Loose lips sink ships. And, at least according to the Wisconsin Court of Appeals, they can sink the protections afforded to privileged communications. A decision last week in a criminal case could have considerable effect on a client’s waiver of the attorney-client privilege, in civil as well as criminal cases.… Continue reading this entry

Wisconsin Supreme Court Kicks Open Records Case to the Curb

When Rebecca Bradley was appointed to the Wisconsin Supreme Court in October, the question arose what role she would play in cases argued this term before her appointment. Specifically, if the Court were otherwise split 3-3 on a case, would Justice R. Bradley participate in order to break the tie? The Court answered “No” in … Continue reading this entry

Does Wisconsin’s Four-Corners Rule Govern an Insurer’s Duty to Defend?

Those who follow the work of the Wisconsin appellate courts might recognize this question as one that District II of the Court of Appeals certified to the Supreme Court nearly five years ago in Wilkinson v. Arbuckle, 2011 WI 1, 330 Wis. 2d 442, 793 N.W.2d 71, before the parties ducked an answer to the … Continue reading this entry

Wisconsin Courts Can Consider Documents Referred to in a Complaint, Even if They Are Not Attached to the Complaint

Wisconsin’s court of appeals recently adopted the incorporation-by-reference doctrine as part of the state’s pleading standard in Soderlund v. Zibolski, No. 14AP2479 (Sept. 22, 2015). The decision, written by Judge Cane of District III (and recommended for publication in the official reports), allows a circuit court to consider documents referred to in a complaint even if those … Continue reading this entry

It’s Time to Rewrite Wisconsin’s Single-Party Listing Agreement

A note to the drafters of Wisconsin’s single-party listing contract: It’s time to redefine what triggers the payment of a commission under the contract after a recent decision of Wisconsin’s supreme court in Ash Park, LLC v. Alexander & Bishop, Ltd., 2015 WI 65, where the court permitted a broker to collect its commission, despite … Continue reading this entry

Wis. Supreme Court Applies the Discovery Rule to Accrual of Wrongful Death Claims

Yesterday, Wisconsin’s supreme court decided that the discovery rule—that is, the rule that a tort claim for which the legislature has provided no other rule “accrues” for statute-of-limitations purposes when the plaintiff discovers both his injury and the identity of the tortfeasor—applies to statutes of limitations for both wrongful death (belonging to close relatives to compensate … Continue reading this entry
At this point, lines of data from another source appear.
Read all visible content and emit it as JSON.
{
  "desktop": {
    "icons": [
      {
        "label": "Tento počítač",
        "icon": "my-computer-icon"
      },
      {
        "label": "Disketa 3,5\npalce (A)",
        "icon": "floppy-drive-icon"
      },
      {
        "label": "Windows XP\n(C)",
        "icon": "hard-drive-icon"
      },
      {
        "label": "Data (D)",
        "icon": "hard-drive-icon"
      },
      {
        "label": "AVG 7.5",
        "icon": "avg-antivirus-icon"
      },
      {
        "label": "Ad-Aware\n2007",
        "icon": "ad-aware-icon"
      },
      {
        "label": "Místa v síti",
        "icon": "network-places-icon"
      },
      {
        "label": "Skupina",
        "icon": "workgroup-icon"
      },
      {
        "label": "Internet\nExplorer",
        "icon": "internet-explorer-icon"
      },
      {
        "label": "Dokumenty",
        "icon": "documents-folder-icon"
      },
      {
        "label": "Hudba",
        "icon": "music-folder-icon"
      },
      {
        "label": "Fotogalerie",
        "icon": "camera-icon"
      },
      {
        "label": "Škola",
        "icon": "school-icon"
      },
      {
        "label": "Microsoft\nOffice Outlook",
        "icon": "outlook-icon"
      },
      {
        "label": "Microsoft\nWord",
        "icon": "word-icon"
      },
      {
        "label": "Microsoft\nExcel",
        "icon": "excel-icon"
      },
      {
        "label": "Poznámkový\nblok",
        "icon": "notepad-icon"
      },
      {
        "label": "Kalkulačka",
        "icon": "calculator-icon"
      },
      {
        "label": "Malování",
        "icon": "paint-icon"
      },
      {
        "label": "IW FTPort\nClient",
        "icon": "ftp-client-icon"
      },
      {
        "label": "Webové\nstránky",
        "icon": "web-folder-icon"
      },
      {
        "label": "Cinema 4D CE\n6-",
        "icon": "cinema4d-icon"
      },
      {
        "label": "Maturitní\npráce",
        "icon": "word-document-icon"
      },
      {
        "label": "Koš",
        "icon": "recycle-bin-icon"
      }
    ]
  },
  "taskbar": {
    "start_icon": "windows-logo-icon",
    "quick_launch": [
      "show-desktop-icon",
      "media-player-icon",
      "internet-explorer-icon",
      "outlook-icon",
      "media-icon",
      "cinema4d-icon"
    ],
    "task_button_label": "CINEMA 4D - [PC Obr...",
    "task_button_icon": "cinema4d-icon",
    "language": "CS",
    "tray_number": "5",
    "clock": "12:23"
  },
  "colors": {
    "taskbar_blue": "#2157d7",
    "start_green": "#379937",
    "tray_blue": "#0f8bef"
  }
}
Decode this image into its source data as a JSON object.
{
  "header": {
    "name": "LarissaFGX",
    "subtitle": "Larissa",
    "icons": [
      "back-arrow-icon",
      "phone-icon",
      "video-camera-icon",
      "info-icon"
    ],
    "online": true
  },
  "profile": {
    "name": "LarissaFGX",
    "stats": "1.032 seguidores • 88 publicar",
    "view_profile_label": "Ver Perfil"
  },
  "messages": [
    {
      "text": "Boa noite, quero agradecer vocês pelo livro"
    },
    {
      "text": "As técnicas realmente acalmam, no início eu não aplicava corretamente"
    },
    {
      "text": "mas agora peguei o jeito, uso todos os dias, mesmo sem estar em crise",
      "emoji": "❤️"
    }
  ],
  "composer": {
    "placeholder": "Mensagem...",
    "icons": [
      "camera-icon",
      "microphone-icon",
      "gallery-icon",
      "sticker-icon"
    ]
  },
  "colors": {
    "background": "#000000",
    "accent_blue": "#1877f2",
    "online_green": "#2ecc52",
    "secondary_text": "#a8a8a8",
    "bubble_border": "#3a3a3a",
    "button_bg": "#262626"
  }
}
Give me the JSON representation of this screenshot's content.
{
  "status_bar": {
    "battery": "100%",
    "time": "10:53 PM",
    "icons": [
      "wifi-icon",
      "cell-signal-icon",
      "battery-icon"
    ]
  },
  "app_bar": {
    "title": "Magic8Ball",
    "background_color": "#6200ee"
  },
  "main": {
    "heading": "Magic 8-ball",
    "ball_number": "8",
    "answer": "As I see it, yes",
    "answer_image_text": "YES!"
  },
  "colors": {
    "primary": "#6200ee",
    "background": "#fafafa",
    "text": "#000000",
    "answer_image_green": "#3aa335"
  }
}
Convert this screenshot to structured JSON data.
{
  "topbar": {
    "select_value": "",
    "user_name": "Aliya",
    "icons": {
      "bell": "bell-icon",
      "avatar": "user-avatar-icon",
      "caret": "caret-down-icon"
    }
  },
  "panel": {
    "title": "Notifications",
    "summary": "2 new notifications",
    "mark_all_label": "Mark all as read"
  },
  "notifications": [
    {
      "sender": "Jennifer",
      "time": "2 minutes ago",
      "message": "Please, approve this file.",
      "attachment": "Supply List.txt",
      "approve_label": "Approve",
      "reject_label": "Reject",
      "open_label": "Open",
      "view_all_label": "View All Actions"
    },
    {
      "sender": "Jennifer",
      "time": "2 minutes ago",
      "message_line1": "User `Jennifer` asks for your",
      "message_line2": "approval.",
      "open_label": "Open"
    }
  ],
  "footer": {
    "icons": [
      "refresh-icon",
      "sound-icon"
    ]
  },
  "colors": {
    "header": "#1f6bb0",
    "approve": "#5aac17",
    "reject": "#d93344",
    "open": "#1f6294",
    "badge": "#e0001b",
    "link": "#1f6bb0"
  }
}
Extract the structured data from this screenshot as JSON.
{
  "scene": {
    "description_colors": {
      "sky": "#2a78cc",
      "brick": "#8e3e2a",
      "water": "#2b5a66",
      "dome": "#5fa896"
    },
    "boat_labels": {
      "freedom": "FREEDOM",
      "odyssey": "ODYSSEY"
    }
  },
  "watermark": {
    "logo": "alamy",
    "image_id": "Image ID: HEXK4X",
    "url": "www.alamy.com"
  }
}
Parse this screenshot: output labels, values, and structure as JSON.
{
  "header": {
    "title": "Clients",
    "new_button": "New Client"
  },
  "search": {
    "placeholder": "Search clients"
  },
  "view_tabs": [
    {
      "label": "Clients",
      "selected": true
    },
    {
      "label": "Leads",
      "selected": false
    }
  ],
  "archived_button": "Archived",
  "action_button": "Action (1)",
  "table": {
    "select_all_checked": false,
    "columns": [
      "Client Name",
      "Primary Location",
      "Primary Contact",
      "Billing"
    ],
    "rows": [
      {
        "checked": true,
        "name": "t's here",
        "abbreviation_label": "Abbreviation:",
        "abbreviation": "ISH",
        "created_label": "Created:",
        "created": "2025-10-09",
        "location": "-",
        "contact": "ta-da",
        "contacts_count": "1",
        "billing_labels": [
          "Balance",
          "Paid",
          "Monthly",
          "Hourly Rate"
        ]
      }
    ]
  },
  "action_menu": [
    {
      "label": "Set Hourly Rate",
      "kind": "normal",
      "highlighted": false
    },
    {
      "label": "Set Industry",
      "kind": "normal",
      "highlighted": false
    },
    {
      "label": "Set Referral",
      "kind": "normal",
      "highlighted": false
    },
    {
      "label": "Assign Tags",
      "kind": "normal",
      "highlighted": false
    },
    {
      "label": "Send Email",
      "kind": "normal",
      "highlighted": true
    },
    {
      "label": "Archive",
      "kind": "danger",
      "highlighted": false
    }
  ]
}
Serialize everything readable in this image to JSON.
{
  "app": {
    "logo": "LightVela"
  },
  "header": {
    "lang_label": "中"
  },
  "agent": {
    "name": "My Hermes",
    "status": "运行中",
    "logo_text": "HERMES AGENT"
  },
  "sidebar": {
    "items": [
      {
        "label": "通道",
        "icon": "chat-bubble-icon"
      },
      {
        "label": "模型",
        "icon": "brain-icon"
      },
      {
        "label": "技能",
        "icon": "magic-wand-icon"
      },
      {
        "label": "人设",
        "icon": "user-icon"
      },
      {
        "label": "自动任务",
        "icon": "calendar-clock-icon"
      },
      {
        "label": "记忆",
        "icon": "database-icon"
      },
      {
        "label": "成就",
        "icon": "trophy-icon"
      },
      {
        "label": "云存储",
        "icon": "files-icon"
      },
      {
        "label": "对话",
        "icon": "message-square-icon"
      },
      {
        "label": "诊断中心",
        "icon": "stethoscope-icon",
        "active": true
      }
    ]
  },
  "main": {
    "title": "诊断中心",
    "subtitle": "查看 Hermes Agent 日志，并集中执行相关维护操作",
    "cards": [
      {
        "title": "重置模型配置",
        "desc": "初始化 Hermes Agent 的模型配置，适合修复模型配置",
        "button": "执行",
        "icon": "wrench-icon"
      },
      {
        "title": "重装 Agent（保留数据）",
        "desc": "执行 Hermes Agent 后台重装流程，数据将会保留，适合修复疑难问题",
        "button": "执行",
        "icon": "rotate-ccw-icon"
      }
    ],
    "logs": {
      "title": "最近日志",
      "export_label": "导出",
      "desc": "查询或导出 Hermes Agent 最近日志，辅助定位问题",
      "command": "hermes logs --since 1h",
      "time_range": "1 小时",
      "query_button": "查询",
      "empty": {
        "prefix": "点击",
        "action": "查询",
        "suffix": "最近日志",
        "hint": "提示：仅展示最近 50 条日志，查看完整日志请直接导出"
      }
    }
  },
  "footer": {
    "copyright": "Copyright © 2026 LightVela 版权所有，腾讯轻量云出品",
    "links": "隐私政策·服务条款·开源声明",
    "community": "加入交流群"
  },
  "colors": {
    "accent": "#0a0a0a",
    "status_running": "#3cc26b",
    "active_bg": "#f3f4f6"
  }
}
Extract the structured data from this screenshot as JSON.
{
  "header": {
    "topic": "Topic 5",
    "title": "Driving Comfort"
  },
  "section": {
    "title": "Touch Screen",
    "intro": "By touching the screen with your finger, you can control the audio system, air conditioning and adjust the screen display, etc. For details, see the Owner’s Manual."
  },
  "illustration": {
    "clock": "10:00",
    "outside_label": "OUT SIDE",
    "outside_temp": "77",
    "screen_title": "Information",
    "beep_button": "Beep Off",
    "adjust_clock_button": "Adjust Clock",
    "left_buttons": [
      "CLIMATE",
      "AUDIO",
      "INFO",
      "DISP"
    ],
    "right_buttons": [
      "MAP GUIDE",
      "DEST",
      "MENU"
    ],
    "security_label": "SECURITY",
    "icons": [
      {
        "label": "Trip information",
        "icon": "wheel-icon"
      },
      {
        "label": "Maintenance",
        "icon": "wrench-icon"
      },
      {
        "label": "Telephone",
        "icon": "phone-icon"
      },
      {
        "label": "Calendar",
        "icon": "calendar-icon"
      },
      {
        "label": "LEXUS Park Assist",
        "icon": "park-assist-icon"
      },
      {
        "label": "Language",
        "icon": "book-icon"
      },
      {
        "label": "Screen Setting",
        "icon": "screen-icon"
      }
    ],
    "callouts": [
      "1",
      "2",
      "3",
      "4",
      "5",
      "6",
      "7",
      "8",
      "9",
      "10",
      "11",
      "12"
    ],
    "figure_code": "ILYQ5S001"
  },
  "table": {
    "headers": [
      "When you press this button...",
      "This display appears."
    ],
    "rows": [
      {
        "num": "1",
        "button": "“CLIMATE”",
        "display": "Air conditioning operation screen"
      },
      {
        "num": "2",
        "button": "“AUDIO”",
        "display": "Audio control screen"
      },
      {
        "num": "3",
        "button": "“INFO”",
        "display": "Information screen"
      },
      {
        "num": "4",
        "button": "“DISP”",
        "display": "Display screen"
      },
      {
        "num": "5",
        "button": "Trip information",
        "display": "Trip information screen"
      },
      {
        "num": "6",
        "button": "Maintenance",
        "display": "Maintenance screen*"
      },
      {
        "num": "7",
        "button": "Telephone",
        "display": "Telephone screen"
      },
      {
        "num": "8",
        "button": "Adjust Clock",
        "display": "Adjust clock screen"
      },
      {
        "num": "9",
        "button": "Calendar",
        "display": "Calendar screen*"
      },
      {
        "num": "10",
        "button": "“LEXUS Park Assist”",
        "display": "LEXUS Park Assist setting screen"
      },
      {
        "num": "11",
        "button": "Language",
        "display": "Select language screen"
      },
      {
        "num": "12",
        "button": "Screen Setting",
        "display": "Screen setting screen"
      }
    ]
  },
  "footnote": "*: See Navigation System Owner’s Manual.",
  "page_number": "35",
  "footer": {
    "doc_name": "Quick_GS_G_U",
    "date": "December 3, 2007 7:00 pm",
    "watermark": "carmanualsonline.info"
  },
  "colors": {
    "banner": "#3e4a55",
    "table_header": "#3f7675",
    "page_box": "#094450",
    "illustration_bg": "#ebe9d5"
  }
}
Wisconsin Supreme Court Accepts New Cases: Occurrences, 12% Interest, and Donning and Doffing

Last Friday, Wisconsin’s supreme court announced that it had accepted seven new cases. Three of them are of particular interest to Wisconsin businesses. In Wis. Pharmacal Co. v. Nebraska Cultures of Cal., 2013AP613/687, the court of appeals addressed whether the negligent provision of an ingredient to a probiotic manufacturer constituted an “occurrence” under a CGL policy. The … Continue reading this entry

Wisconsin’s Supreme Court Creates More Power for the Arbitrator

Most commercial litigators know that a circuit court will enforce an arbitration agreement as long as a given dispute falls within the agreement’s scope. What is or is not within the scope of an agreement, however, has not always been clear. For example, could a court consider whether an arbitration request had been timely filed, … Continue reading this entry

When “Shall” Means “May”: Wisconsin Court of Appeals Allows Mortgage Lenders to Slow the Foreclosure Sale Process

Last week we discussed the Wisconsin Supreme Court’s decision in Bank of New York v. Carson permitting circuit courts to force a mortgagee to hold a sheriff’s sale. Today we rewind the clock a bit to a decision last December by the Court of Appeals on a different aspect of Wisconsin’s foreclosure regime. In Bank … Continue reading this entry